• [THE TASK]
All entries are to be copied exactly, with pictures removed.

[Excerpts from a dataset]
• • • • •

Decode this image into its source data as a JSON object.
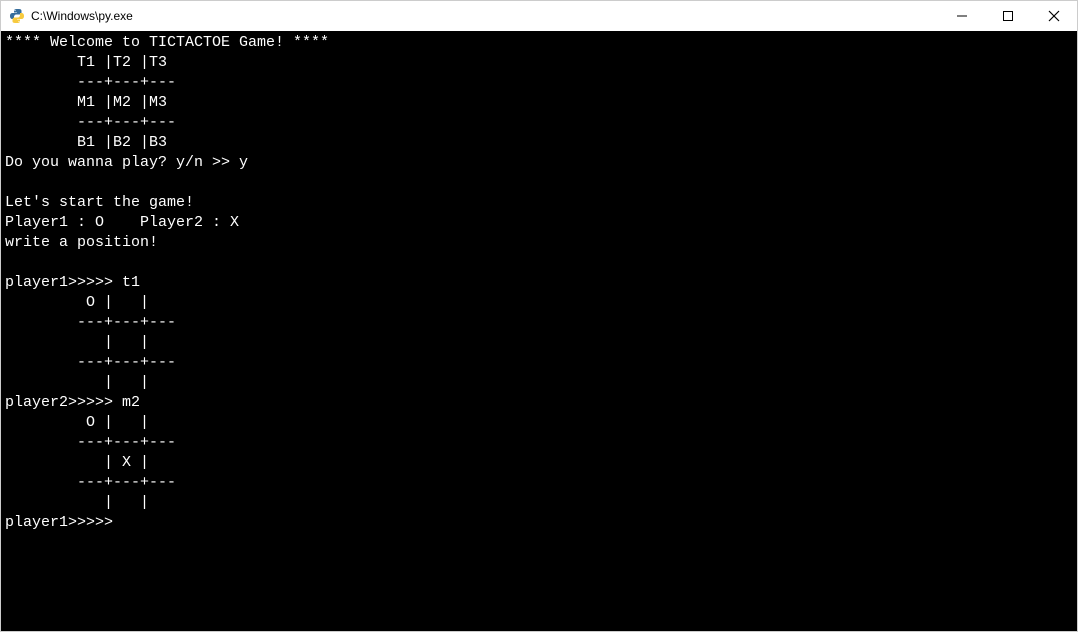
{
  "window": {
    "title": "C:\\Windows\\py.exe"
  },
  "console": {
    "lines": {
      "l0": "**** Welcome to TICTACTOE Game! ****",
      "l1": "        T1 |T2 |T3",
      "l2": "        ---+---+---",
      "l3": "        M1 |M2 |M3",
      "l4": "        ---+---+---",
      "l5": "        B1 |B2 |B3",
      "l6": "Do you wanna play? y/n >> y",
      "l7": "",
      "l8": "Let's start the game!",
      "l9": "Player1 : O    Player2 : X",
      "l10": "write a position!",
      "l11": "",
      "l12": "player1>>>>> t1",
      "l13": "         O |   |",
      "l14": "        ---+---+---",
      "l15": "           |   |",
      "l16": "        ---+---+---",
      "l17": "           |   |",
      "l18": "player2>>>>> m2",
      "l19": "         O |   |",
      "l20": "        ---+---+---",
      "l21": "           | X |",
      "l22": "        ---+---+---",
      "l23": "           |   |",
      "l24": "player1>>>>>"
    }
  }
}
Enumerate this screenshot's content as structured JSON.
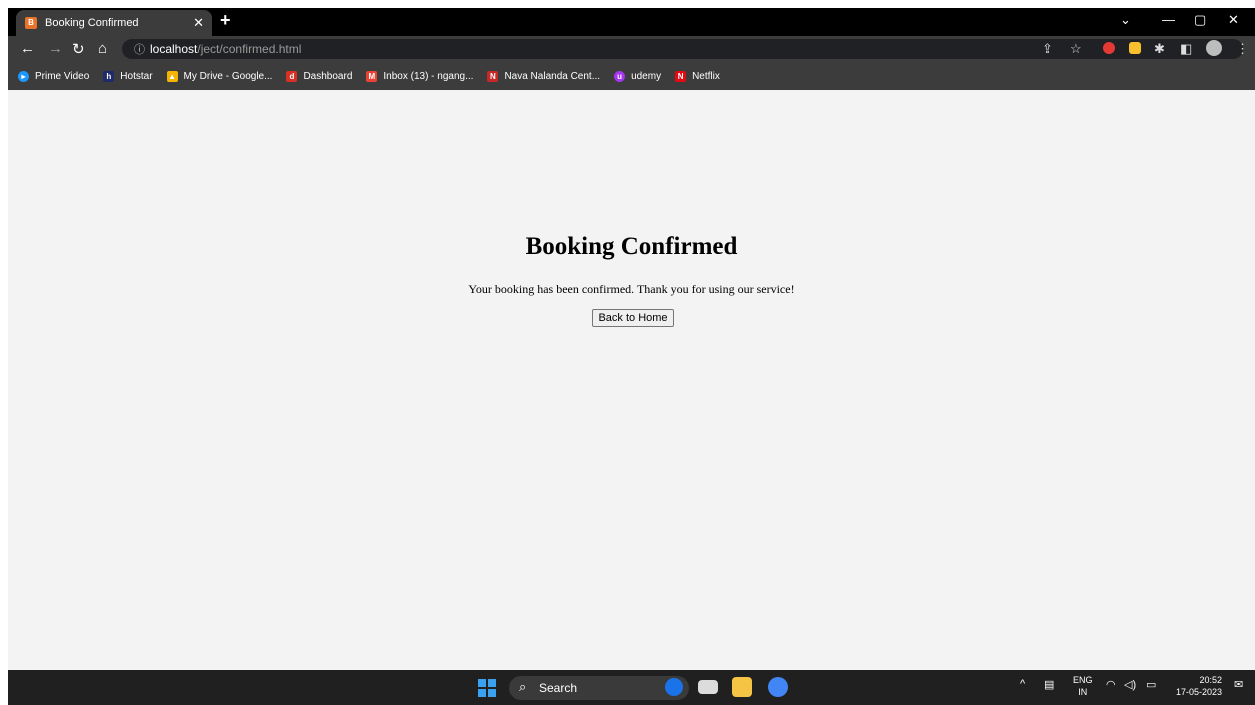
{
  "browser": {
    "tab_title": "Booking Confirmed",
    "url_host": "localhost",
    "url_path": "/ject/confirmed.html"
  },
  "bookmarks": [
    {
      "label": "Prime Video",
      "color": "#1a98ff"
    },
    {
      "label": "Hotstar",
      "color": "#1f2b6b"
    },
    {
      "label": "My Drive - Google...",
      "color": "#f4b400"
    },
    {
      "label": "Dashboard",
      "color": "#d93025"
    },
    {
      "label": "Inbox (13) - ngang...",
      "color": "#ea4335"
    },
    {
      "label": "Nava Nalanda Cent...",
      "color": "#c62828"
    },
    {
      "label": "udemy",
      "color": "#a435f0"
    },
    {
      "label": "Netflix",
      "color": "#e50914"
    }
  ],
  "page": {
    "heading": "Booking Confirmed",
    "message": "Your booking has been confirmed. Thank you for using our service!",
    "button_label": "Back to Home"
  },
  "taskbar": {
    "search_label": "Search",
    "lang_primary": "ENG",
    "lang_secondary": "IN",
    "time": "20:52",
    "date": "17-05-2023"
  }
}
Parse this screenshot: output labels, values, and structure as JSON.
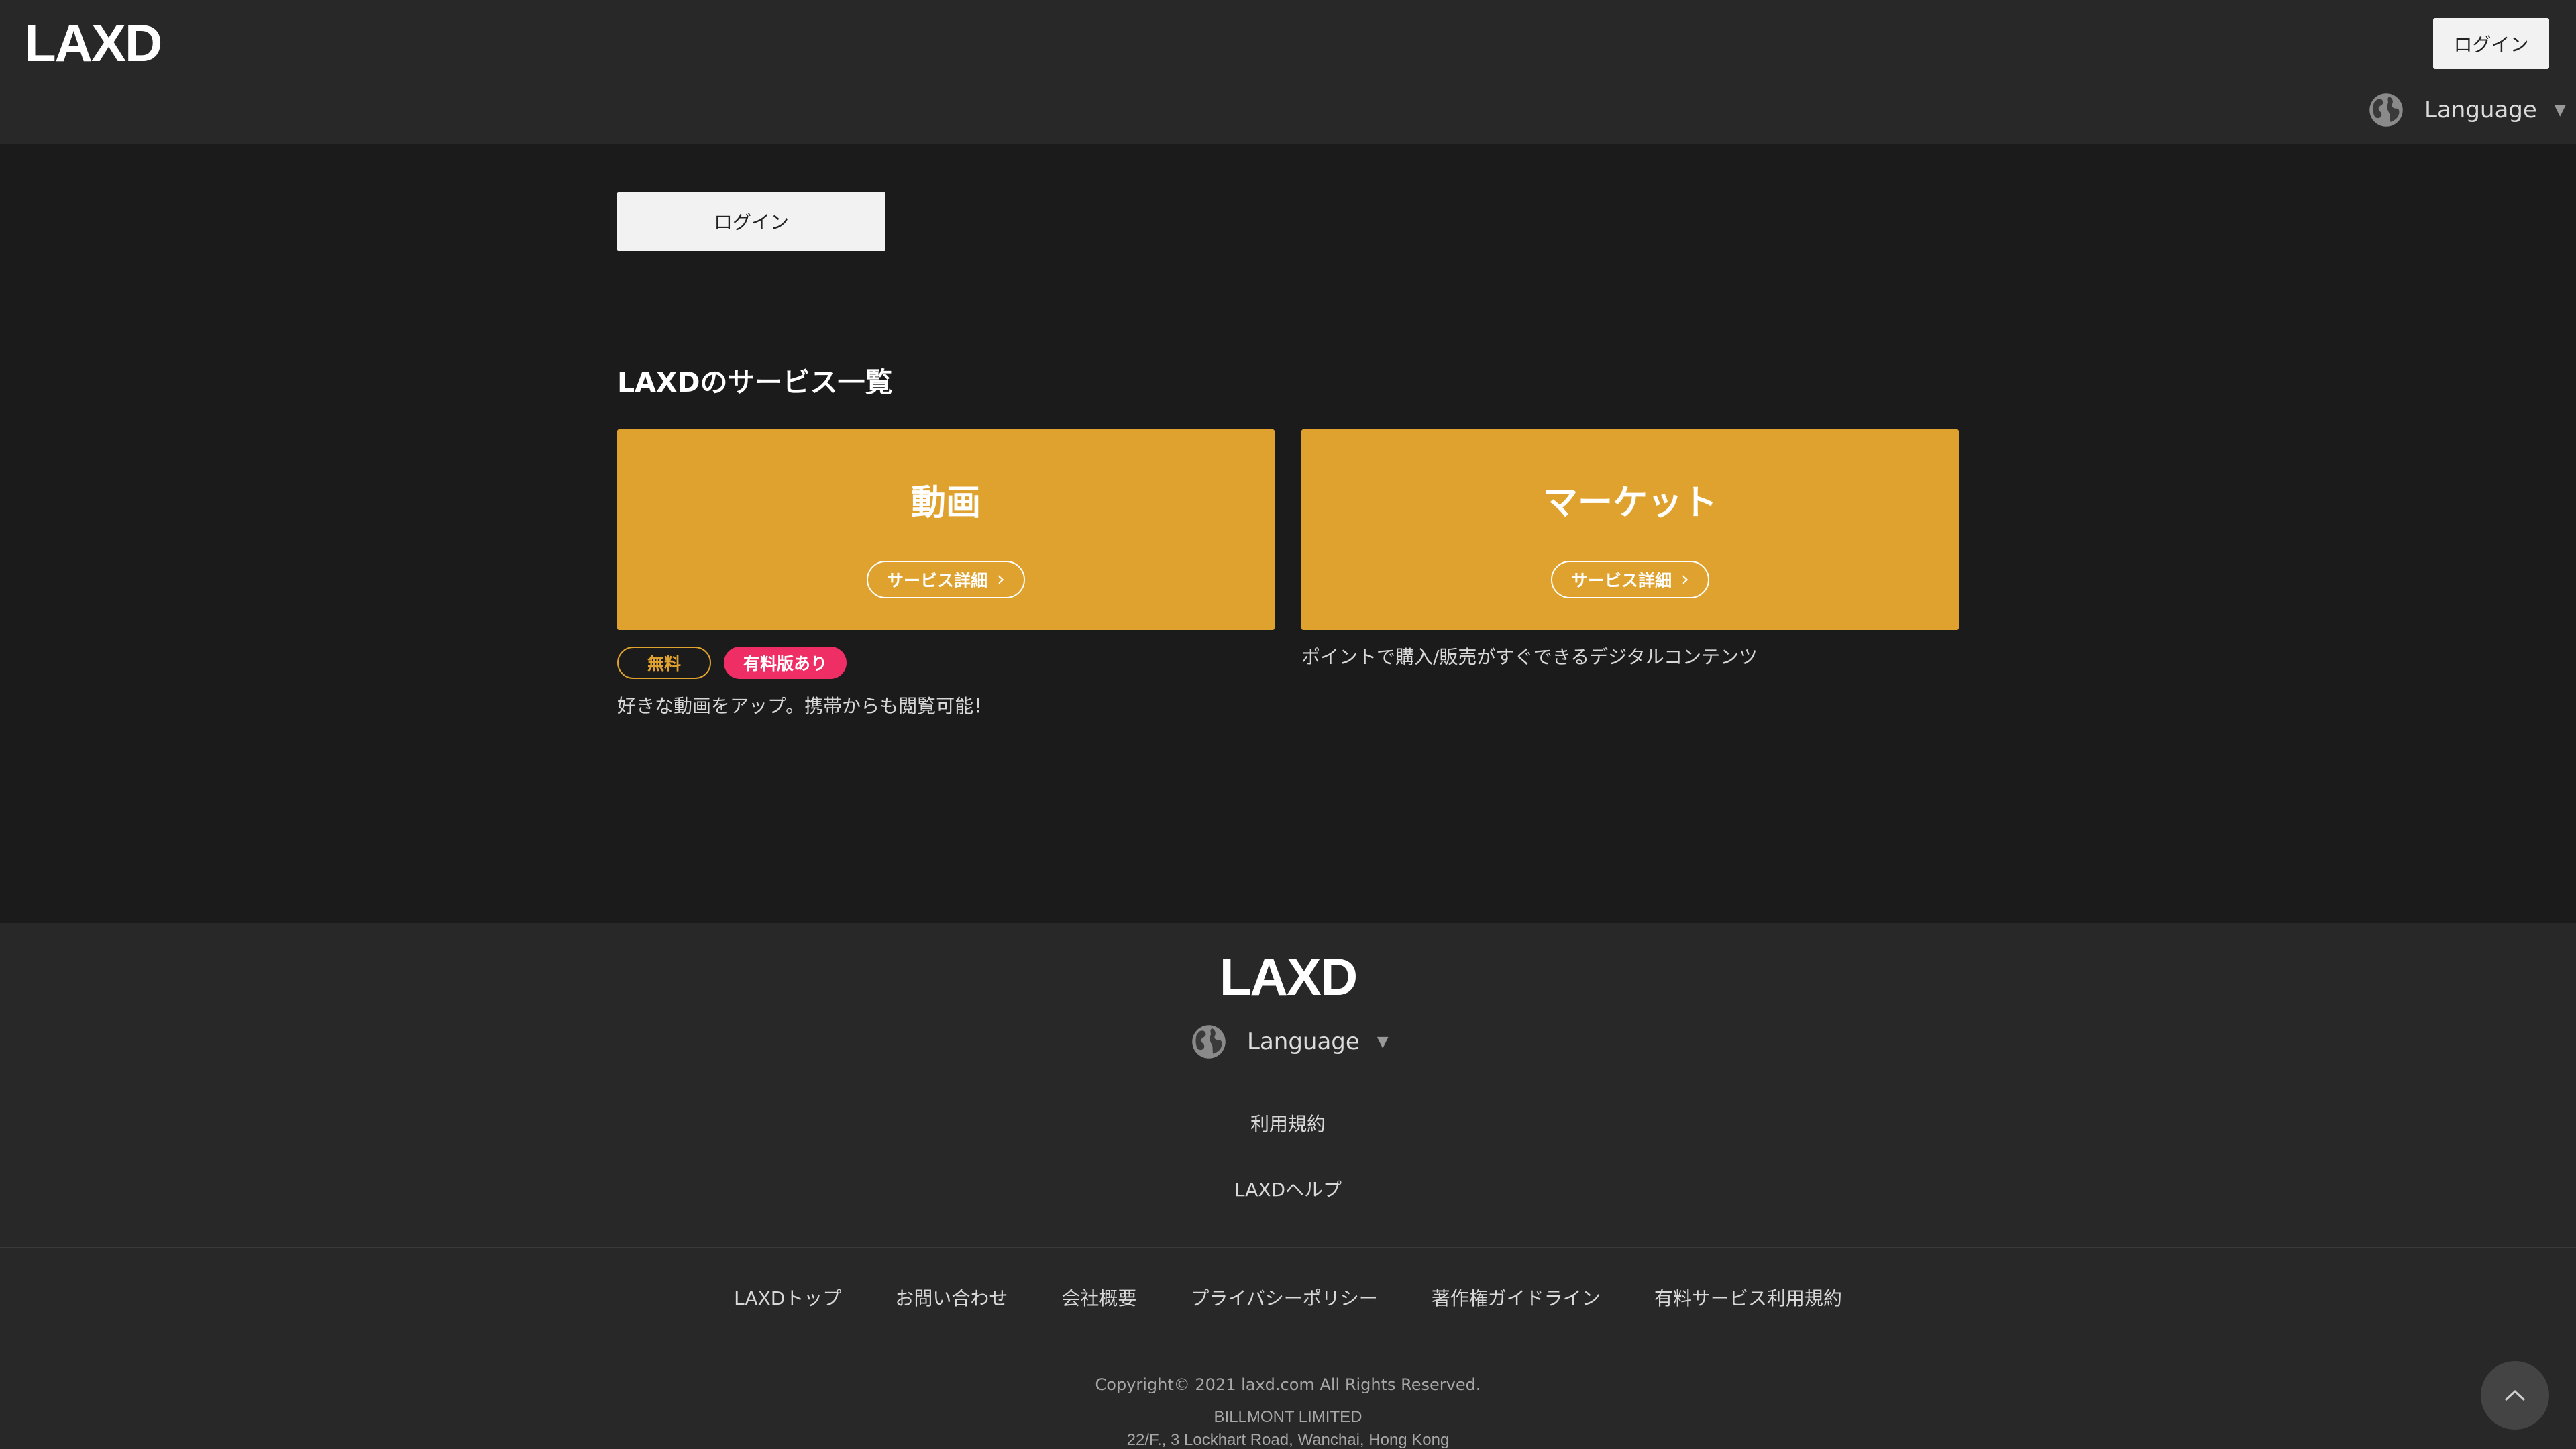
{
  "header": {
    "logo": "LAXD",
    "login_label": "ログイン",
    "language_label": "Language"
  },
  "main": {
    "login_label": "ログイン",
    "section_title": "LAXDのサービス一覧",
    "services": [
      {
        "title": "動画",
        "detail_label": "サービス詳細",
        "tags": [
          "無料",
          "有料版あり"
        ],
        "description": "好きな動画をアップ。携帯からも閲覧可能！"
      },
      {
        "title": "マーケット",
        "detail_label": "サービス詳細",
        "description": "ポイントで購入/販売がすぐできるデジタルコンテンツ"
      }
    ]
  },
  "footer": {
    "logo": "LAXD",
    "language_label": "Language",
    "links": [
      "利用規約",
      "LAXDヘルプ"
    ],
    "nav": [
      "LAXDトップ",
      "お問い合わせ",
      "会社概要",
      "プライバシーポリシー",
      "著作権ガイドライン",
      "有料サービス利用規約"
    ],
    "copyright": "Copyright© 2021 laxd.com All Rights Reserved.",
    "company_name": "BILLMONT LIMITED",
    "company_address": "22/F., 3 Lockhart Road, Wanchai, Hong Kong"
  },
  "colors": {
    "accent": "#e0a22e",
    "paid_badge": "#f02e66",
    "header_bg": "#282828",
    "page_bg": "#1b1b1b"
  },
  "icons": {
    "language": "globe-icon",
    "caret": "caret-down-icon",
    "detail": "chevron-right-icon",
    "back_to_top": "chevron-up-icon"
  }
}
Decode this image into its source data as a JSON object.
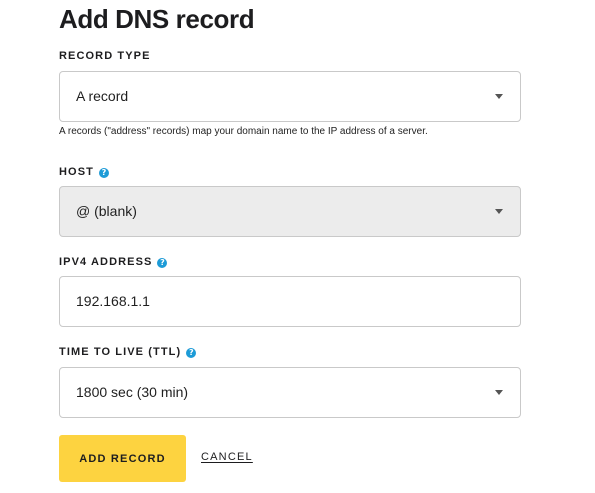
{
  "page": {
    "title": "Add DNS record"
  },
  "record_type": {
    "label": "RECORD TYPE",
    "value": "A record",
    "hint": "A records (\"address\" records) map your domain name to the IP address of a server."
  },
  "host": {
    "label": "HOST",
    "help_icon": "?",
    "value": "@ (blank)"
  },
  "ipv4": {
    "label": "IPV4 ADDRESS",
    "help_icon": "?",
    "value": "192.168.1.1"
  },
  "ttl": {
    "label": "TIME TO LIVE (TTL)",
    "help_icon": "?",
    "value": "1800 sec (30 min)"
  },
  "actions": {
    "add_label": "ADD RECORD",
    "cancel_label": "CANCEL"
  },
  "colors": {
    "primary_button": "#fdd340",
    "help_icon": "#1d9bd7",
    "disabled_field": "#ececec",
    "border": "#c9c9c9"
  },
  "icons": {
    "dropdown": "caret-down-icon",
    "help": "question-circle-icon"
  }
}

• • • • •

• [ANSWER SPACE]
Decode this image into its source data as a JSON object.
{
  "window": {
    "title": "C:\\Windows\\py.exe"
  },
  "console": {
    "lines": {
      "l0": "**** Welcome to TICTACTOE Game! ****",
      "l1": "        T1 |T2 |T3",
      "l2": "        ---+---+---",
      "l3": "        M1 |M2 |M3",
      "l4": "        ---+---+---",
      "l5": "        B1 |B2 |B3",
      "l6": "Do you wanna play? y/n >> y",
      "l7": "",
      "l8": "Let's start the game!",
      "l9": "Player1 : O    Player2 : X",
      "l10": "write a position!",
      "l11": "",
      "l12": "player1>>>>> t1",
      "l13": "         O |   |",
      "l14": "        ---+---+---",
      "l15": "           |   |",
      "l16": "        ---+---+---",
      "l17": "           |   |",
      "l18": "player2>>>>> m2",
      "l19": "         O |   |",
      "l20": "        ---+---+---",
      "l21": "           | X |",
      "l22": "        ---+---+---",
      "l23": "           |   |",
      "l24": "player1>>>>>"
    }
  }
}
Enumerate this screenshot's content as structured JSON.
{
  "browser": {
    "tab_title": "Booking Confirmed",
    "url_host": "localhost",
    "url_path": "/ject/confirmed.html"
  },
  "bookmarks": [
    {
      "label": "Prime Video",
      "color": "#1a98ff"
    },
    {
      "label": "Hotstar",
      "color": "#1f2b6b"
    },
    {
      "label": "My Drive - Google...",
      "color": "#f4b400"
    },
    {
      "label": "Dashboard",
      "color": "#d93025"
    },
    {
      "label": "Inbox (13) - ngang...",
      "color": "#ea4335"
    },
    {
      "label": "Nava Nalanda Cent...",
      "color": "#c62828"
    },
    {
      "label": "udemy",
      "color": "#a435f0"
    },
    {
      "label": "Netflix",
      "color": "#e50914"
    }
  ],
  "page": {
    "heading": "Booking Confirmed",
    "message": "Your booking has been confirmed. Thank you for using our service!",
    "button_label": "Back to Home"
  },
  "taskbar": {
    "search_label": "Search",
    "lang_primary": "ENG",
    "lang_secondary": "IN",
    "time": "20:52",
    "date": "17-05-2023"
  }
}
Parse this screenshot: output labels, values, and structure as JSON.
{
  "header": {
    "logo": "LAXD",
    "login_label": "ログイン",
    "language_label": "Language"
  },
  "main": {
    "login_label": "ログイン",
    "section_title": "LAXDのサービス一覧",
    "services": [
      {
        "title": "動画",
        "detail_label": "サービス詳細",
        "tags": [
          "無料",
          "有料版あり"
        ],
        "description": "好きな動画をアップ。携帯からも閲覧可能！"
      },
      {
        "title": "マーケット",
        "detail_label": "サービス詳細",
        "description": "ポイントで購入/販売がすぐできるデジタルコンテンツ"
      }
    ]
  },
  "footer": {
    "logo": "LAXD",
    "language_label": "Language",
    "links": [
      "利用規約",
      "LAXDヘルプ"
    ],
    "nav": [
      "LAXDトップ",
      "お問い合わせ",
      "会社概要",
      "プライバシーポリシー",
      "著作権ガイドライン",
      "有料サービス利用規約"
    ],
    "copyright": "Copyright© 2021 laxd.com All Rights Reserved.",
    "company_name": "BILLMONT LIMITED",
    "company_address": "22/F., 3 Lockhart Road, Wanchai, Hong Kong"
  },
  "colors": {
    "accent": "#e0a22e",
    "paid_badge": "#f02e66",
    "header_bg": "#282828",
    "page_bg": "#1b1b1b"
  },
  "icons": {
    "language": "globe-icon",
    "caret": "caret-down-icon",
    "detail": "chevron-right-icon",
    "back_to_top": "chevron-up-icon"
  }
}
Decode this image into its source data as a JSON object.
{
  "page": {
    "title": "Add DNS record"
  },
  "record_type": {
    "label": "RECORD TYPE",
    "value": "A record",
    "hint": "A records (\"address\" records) map your domain name to the IP address of a server."
  },
  "host": {
    "label": "HOST",
    "help_icon": "?",
    "value": "@ (blank)"
  },
  "ipv4": {
    "label": "IPV4 ADDRESS",
    "help_icon": "?",
    "value": "192.168.1.1"
  },
  "ttl": {
    "label": "TIME TO LIVE (TTL)",
    "help_icon": "?",
    "value": "1800 sec (30 min)"
  },
  "actions": {
    "add_label": "ADD RECORD",
    "cancel_label": "CANCEL"
  },
  "colors": {
    "primary_button": "#fdd340",
    "help_icon": "#1d9bd7",
    "disabled_field": "#ececec",
    "border": "#c9c9c9"
  },
  "icons": {
    "dropdown": "caret-down-icon",
    "help": "question-circle-icon"
  }
}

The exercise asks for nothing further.